394.115 Panay/443: Telegram

The Ambassador in Japan (Grew) to the Secretary of State

265. Our 264, April 22, 5 p.m.83

The following is our translation of the Foreign Office note with which the Panay indemnification was transmitted:

“Number 52, American, April 22, 1938. Excellency: Having been informed by your Government [note] number 899 of March 2184 of the amount required as indemnification for losses to American property and for death and injury of American citizens as a result of the attack on December 12 last by Japanese naval airplanes on the American warship Panay and on American merchant vessels, a request was [Page 212] made by Director Yoshizawa of Counselor Dooman of Your Excellency’s Embassy for a detailed statement, which was made available by a reply dated the 9th instant.85

The Imperial Government has now completed the required procedure with regard to this matter, and there is transmitted herewith by check the total amount for indemnification, $2,214,007.36 United States currency, which I request Your Excellency to be so good as to forward to your Government. I avail, et cetera. Koki Hirota, Minister for Foreign Affairs. His Excellency Joseph Clark Grew.”

When handing the note to us, the Foreign Office raised orally and informally several points, of which the following are urgent:
In my note number 838 of December 1486 and in several other immediately subsequent communications to the Foreign Office, I stated that only three Standard Oil vessels had been sunk, whereas in the detailed statement sent by Dooman to Yoshizawa several additional vessels are mentioned as having been sunk. No question of the facts has arisen, as the Japanese Navy has ascertained that all the vessels listed in Dooman’s letter were sunk. Nevertheless, for purposes of accounting and for other reasons which are confidential the Foreign Office would appreciate receiving from us a memorandum, dated as of today, setting forth the fact that omission from my notes of mention of the additional vessels under reference was due to impracticability of ascertaining exactly the total damage done until some time later.
In paying the entire amount claimed for indemnification for personal injuries, the Japanese Government assumes that such amount does not include indemnification for cases of “nervous shock”. If the assumption should be incorrect, the Japanese Government hopes that no publicity will be given to the fact that persons who were “shocked” but otherwise unharmed are receiving indemnification. (For our personal information the Foreign Office explained that a British claim for several such cases was causing trouble, for the reason that cases of nervous shock are not sympathetically viewed “in certain Japanese quarters”).
The Japanese Government assumes that having paid indemnification it may with propriety now salvage the vessels for conversion into scrap metal.
Instructions by telegraph with regard to points (a) and (b) above are requested.
Additional points raised were:
If the American Government should at some later time decide to replace the Panay, the Japanese Government would appreciate receiving contract for construction in Japan.
What was the basis of calculation by Standard Oil Company for computing loss due to deprivation of use of vessels until replaced?
A detailed statement was requested setting forth every item in the Standard Oil claim, indemnification to each individual for physical injury and indemnification for each individual killed.

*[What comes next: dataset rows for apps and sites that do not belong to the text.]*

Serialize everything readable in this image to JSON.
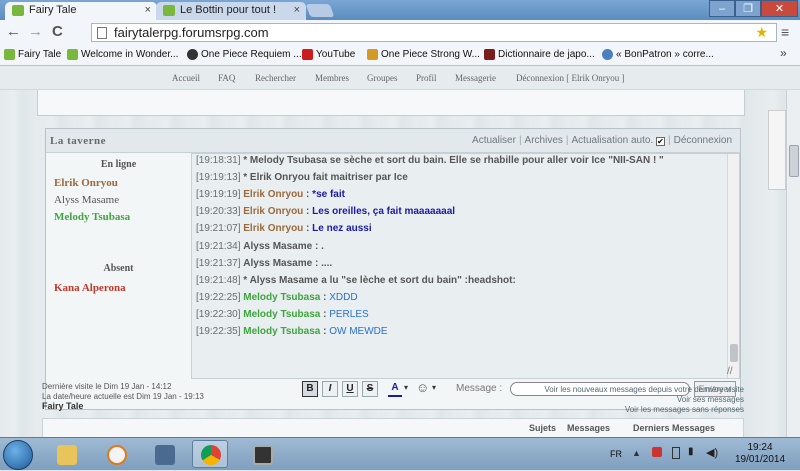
{
  "browser": {
    "tabs": [
      {
        "label": "Fairy Tale"
      },
      {
        "label": "Le Bottin pour tout !"
      }
    ],
    "window_controls": [
      "–",
      "❐",
      "✕"
    ],
    "nav": {
      "back": "←",
      "forward": "→",
      "reload": "C"
    },
    "url": "fairytalerpg.forumsrpg.com",
    "menu_icon": "≡",
    "bookmarks": [
      {
        "label": "Fairy Tale"
      },
      {
        "label": "Welcome in Wonder..."
      },
      {
        "label": "One Piece Requiem ..."
      },
      {
        "label": "YouTube"
      },
      {
        "label": "One Piece Strong W..."
      },
      {
        "label": "Dictionnaire de japo..."
      },
      {
        "label": "« BonPatron » corre..."
      }
    ],
    "bookmarks_more": "»"
  },
  "site_nav": [
    "Accueil",
    "FAQ",
    "Rechercher",
    "Membres",
    "Groupes",
    "Profil",
    "Messagerie",
    "Déconnexion [ Elrik Onryou ]"
  ],
  "chatbox": {
    "title": "La taverne",
    "actions": {
      "actualiser": "Actualiser",
      "archives": "Archives",
      "auto": "Actualisation auto.",
      "auto_checked": "✔",
      "deconnexion": "Déconnexion"
    },
    "online_label": "En ligne",
    "absent_label": "Absent",
    "online_users": [
      {
        "name": "Elrik Onryou",
        "color": "#9b6a3c"
      },
      {
        "name": "Alyss Masame",
        "color": "#555555"
      },
      {
        "name": "Melody Tsubasa",
        "color": "#3fa53f"
      }
    ],
    "absent_users": [
      {
        "name": "Kana Alperona",
        "color": "#c0392b"
      }
    ],
    "messages": [
      {
        "time": "[19:18:31]",
        "author": "",
        "text": "* Melody Tsubasa se sèche et sort du bain. Elle se rhabille pour aller voir Ice \"NII-SAN ! \"",
        "author_color": "#555555",
        "text_color": "#555555"
      },
      {
        "time": "[19:19:13]",
        "author": "",
        "text": "* Elrik Onryou fait maitriser par Ice",
        "author_color": "#555555",
        "text_color": "#555555"
      },
      {
        "time": "[19:19:19]",
        "author": "Elrik Onryou",
        "text": "*se fait",
        "author_color": "#9b6a3c",
        "text_color": "#1a1aa8"
      },
      {
        "time": "[19:20:33]",
        "author": "Elrik Onryou",
        "text": "Les oreilles, ça fait maaaaaaal",
        "author_color": "#9b6a3c",
        "text_color": "#1a1aa8"
      },
      {
        "time": "[19:21:07]",
        "author": "Elrik Onryou",
        "text": "Le nez aussi",
        "author_color": "#9b6a3c",
        "text_color": "#1a1aa8"
      },
      {
        "time": "[19:21:34]",
        "author": "Alyss Masame",
        "text": ".",
        "author_color": "#555555",
        "text_color": "#555555"
      },
      {
        "time": "[19:21:37]",
        "author": "Alyss Masame",
        "text": "....",
        "author_color": "#555555",
        "text_color": "#555555"
      },
      {
        "time": "[19:21:48]",
        "author": "",
        "text": "* Alyss Masame a lu \"se lèche et sort du bain\" :headshot:",
        "author_color": "#555555",
        "text_color": "#555555"
      },
      {
        "time": "[19:22:25]",
        "author": "Melody Tsubasa",
        "text": "XDDD",
        "author_color": "#3fa53f",
        "text_color": "#2a6fd6"
      },
      {
        "time": "[19:22:30]",
        "author": "Melody Tsubasa",
        "text": "PERLES",
        "author_color": "#3fa53f",
        "text_color": "#2a6fd6"
      },
      {
        "time": "[19:22:35]",
        "author": "Melody Tsubasa",
        "text": "OW MEWDE",
        "author_color": "#3fa53f",
        "text_color": "#2a6fd6"
      }
    ],
    "format_buttons": [
      "B",
      "I",
      "U",
      "S"
    ],
    "color_button": "A",
    "emoji_button": "☺",
    "dropdown_arrow": "▾",
    "message_label": "Message :",
    "message_value": "",
    "send_label": "Envoyer",
    "resize_icon": "//"
  },
  "footer": {
    "last_visit": "Dernière visite le Dim 19 Jan - 14:12",
    "current_time": "La date/heure actuelle est Dim 19 Jan - 19:13",
    "forum_name": "Fairy Tale",
    "links": [
      "Voir les nouveaux messages depuis votre dernière visite",
      "Voir ses messages",
      "Voir les messages sans réponses"
    ]
  },
  "bottom_strip": {
    "left": "Sujets",
    "mid": "Messages",
    "right": "Derniers Messages"
  },
  "taskbar": {
    "lang": "FR",
    "time": "19:24",
    "date": "19/01/2014"
  },
  "colors": {
    "elrik": "#9b6a3c",
    "melody": "#3fa53f",
    "kana": "#c0392b",
    "alyss": "#555555"
  }
}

Repeated to Shanghai for Hankow and Commander-in-Chief.87

  1. Ibid., p. 563; it reported receipt of the Japanese check in settlement of the United States claim.
  2. For text, see telegram No. 99, March 19, 4 p.m., to the Ambassador in Japan, ibid., p. 559.
  3. For text, see telegram No. 123, April 7, 6 p.m., to the Ambassador in Japan, Foreign Relations, Japan, 1931–1941, Vol. i, p. 561.
  4. For text, see Department’s telegram No. 342, December 13, 1937, 8 p.m., ibid., p. 523.
  5. Adm. Harry E. Yarnell, of the U. S. Asiatic Fleet.